[Excerpts from an interface dataset]
----------

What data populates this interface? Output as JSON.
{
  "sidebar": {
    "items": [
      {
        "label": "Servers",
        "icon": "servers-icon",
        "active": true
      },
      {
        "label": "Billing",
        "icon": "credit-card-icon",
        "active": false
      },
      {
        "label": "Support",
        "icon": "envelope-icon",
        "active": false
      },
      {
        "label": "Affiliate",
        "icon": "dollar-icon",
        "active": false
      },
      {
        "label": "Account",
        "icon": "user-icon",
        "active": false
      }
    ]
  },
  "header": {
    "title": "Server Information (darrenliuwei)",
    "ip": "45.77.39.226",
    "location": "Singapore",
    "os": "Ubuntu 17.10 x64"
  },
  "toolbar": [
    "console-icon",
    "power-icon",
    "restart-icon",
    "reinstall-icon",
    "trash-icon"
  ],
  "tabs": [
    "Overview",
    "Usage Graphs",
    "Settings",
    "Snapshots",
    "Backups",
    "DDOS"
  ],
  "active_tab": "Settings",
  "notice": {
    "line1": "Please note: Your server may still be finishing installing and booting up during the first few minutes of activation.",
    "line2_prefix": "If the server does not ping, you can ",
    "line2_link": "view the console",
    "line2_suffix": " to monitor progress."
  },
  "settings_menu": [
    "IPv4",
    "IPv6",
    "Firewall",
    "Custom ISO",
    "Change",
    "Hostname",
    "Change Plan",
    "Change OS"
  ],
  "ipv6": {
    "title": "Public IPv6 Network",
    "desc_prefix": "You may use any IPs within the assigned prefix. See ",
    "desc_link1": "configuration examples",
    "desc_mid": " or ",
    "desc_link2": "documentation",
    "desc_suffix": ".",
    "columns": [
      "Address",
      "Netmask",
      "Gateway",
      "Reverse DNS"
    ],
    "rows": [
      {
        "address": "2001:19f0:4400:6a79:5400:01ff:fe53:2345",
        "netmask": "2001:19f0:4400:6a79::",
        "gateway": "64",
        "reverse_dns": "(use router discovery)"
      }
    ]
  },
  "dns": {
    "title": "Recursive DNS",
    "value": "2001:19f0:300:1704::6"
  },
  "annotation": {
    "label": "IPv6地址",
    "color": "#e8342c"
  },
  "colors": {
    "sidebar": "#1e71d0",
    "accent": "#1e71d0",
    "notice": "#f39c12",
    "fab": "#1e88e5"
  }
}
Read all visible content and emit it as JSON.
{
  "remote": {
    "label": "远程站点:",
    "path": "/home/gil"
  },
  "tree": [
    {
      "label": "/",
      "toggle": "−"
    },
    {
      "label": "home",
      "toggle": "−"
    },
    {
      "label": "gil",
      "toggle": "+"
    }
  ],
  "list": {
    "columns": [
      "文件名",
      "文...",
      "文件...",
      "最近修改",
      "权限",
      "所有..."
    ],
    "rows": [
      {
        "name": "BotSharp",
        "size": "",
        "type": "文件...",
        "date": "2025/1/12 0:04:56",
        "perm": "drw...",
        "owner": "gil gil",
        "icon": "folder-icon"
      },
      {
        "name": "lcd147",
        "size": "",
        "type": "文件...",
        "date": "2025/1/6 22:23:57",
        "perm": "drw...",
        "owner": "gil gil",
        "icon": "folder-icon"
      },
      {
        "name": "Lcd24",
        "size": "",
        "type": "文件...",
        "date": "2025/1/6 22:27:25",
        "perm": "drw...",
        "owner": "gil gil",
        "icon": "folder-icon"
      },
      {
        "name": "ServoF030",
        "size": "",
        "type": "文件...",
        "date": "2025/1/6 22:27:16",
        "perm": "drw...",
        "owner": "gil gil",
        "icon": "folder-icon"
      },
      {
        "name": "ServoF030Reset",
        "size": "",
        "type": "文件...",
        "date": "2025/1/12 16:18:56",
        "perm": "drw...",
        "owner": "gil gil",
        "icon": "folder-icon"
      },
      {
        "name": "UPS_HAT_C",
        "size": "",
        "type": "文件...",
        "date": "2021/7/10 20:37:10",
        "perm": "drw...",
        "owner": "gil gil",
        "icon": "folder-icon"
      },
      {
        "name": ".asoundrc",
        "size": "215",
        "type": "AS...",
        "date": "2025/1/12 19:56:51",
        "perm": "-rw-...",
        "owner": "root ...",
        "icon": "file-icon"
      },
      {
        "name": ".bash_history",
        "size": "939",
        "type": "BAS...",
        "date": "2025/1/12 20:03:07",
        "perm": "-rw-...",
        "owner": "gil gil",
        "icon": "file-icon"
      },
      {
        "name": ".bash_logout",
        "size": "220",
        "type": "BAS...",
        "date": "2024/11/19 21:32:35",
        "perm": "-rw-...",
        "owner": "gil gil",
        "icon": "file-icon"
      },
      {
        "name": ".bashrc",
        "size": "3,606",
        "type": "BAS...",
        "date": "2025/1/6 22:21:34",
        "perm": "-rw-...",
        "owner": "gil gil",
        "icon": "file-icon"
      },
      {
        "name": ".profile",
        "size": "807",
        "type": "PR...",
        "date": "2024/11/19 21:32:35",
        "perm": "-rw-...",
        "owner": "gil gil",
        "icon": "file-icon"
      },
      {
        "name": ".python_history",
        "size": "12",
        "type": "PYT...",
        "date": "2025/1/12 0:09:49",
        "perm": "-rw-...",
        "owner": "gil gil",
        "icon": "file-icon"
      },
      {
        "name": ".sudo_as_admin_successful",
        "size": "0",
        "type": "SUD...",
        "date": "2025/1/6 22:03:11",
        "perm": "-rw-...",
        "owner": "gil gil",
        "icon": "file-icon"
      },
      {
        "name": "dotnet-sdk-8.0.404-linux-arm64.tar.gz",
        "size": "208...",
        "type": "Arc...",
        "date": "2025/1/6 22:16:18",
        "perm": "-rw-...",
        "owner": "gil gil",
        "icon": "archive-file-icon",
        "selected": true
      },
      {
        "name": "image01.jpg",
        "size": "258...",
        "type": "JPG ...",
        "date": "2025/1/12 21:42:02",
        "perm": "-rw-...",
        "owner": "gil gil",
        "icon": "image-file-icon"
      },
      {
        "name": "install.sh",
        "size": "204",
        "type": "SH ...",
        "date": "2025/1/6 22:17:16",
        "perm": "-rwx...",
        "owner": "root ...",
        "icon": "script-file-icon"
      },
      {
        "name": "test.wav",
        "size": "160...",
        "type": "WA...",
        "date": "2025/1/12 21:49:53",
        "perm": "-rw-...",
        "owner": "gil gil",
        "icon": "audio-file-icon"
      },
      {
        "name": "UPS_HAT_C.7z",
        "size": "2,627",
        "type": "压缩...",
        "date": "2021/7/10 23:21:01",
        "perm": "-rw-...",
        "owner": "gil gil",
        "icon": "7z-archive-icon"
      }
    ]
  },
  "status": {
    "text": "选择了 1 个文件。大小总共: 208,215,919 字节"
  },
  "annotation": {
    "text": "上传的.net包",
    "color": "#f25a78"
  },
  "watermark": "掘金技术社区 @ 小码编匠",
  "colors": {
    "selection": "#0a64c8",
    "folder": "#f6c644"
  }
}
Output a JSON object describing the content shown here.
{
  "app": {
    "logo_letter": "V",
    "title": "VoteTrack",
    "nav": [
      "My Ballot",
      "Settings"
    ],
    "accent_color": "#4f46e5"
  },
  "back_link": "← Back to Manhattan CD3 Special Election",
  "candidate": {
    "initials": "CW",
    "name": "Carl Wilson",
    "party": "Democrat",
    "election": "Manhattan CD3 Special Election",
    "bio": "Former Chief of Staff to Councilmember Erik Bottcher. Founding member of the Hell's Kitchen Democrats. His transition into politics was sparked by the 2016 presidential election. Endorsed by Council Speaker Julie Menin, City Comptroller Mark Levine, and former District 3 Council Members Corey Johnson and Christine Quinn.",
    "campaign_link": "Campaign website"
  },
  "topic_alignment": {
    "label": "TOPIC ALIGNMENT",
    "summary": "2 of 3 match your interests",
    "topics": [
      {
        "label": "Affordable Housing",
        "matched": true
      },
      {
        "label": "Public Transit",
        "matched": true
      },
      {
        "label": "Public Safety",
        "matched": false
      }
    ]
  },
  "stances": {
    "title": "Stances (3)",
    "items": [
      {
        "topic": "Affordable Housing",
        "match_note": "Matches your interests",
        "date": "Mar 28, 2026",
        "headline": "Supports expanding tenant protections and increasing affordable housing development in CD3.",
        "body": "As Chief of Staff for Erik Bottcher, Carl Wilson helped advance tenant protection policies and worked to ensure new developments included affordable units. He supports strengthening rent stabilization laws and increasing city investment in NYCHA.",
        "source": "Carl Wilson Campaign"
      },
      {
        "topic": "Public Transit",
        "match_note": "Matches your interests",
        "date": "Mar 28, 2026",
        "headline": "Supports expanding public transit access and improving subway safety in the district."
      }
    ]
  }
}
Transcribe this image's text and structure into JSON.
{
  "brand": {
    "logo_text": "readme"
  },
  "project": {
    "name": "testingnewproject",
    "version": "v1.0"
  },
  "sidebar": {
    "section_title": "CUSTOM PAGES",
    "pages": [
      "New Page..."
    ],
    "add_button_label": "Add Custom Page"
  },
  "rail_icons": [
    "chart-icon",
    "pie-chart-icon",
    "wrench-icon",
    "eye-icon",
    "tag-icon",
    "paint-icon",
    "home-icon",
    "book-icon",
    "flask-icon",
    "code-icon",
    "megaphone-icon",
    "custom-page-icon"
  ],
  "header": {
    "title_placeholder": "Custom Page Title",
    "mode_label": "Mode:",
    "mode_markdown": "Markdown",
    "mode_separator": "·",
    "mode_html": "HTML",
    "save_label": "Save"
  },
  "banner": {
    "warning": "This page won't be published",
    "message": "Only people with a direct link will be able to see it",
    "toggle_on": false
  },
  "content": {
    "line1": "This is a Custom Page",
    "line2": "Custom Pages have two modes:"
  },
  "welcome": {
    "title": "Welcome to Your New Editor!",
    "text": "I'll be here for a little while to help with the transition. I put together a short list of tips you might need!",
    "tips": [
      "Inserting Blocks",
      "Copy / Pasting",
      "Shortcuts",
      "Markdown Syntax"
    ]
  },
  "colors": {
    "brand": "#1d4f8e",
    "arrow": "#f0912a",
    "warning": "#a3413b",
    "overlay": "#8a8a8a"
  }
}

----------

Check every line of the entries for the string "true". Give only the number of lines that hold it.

4